A film that tries to cover a broad swath of material, from anti-Semitism to employee exploitation to early experiments in photography, The Governess succeeds remarkably well at offering provocative and thoughtful takes on all of its subjects. Minnie Driver makes Rosina Da Silva a determined woman, who is also believably gullible when her employer, Charles Cavendish, played by the reliable Tom Wilkinson, takes her to bed and then steals her ideas for his work in photography. Rosina is given a liberal education in dysfunctional family dynamics, as she journeys from the warmth of her London home to the less hospitable climes of Scotland, where the Cavendish family seems to exist as four individuals who have as little to do with one another as possible.
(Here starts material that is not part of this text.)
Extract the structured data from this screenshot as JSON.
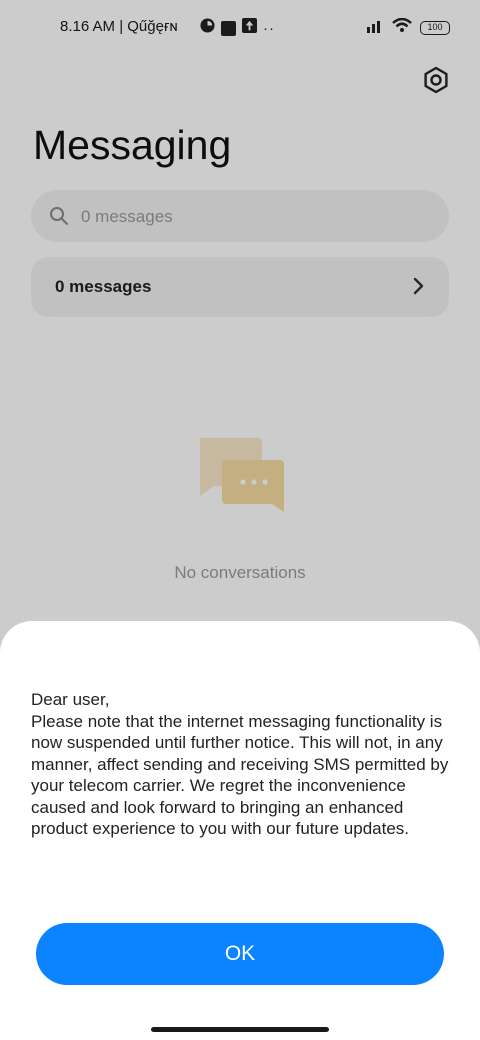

The Governess is a cut above the standard Daddy-Beds- Nanny story, in part because Rosina's professional exploitation takes on more than one dimension.
by Tom Wiener review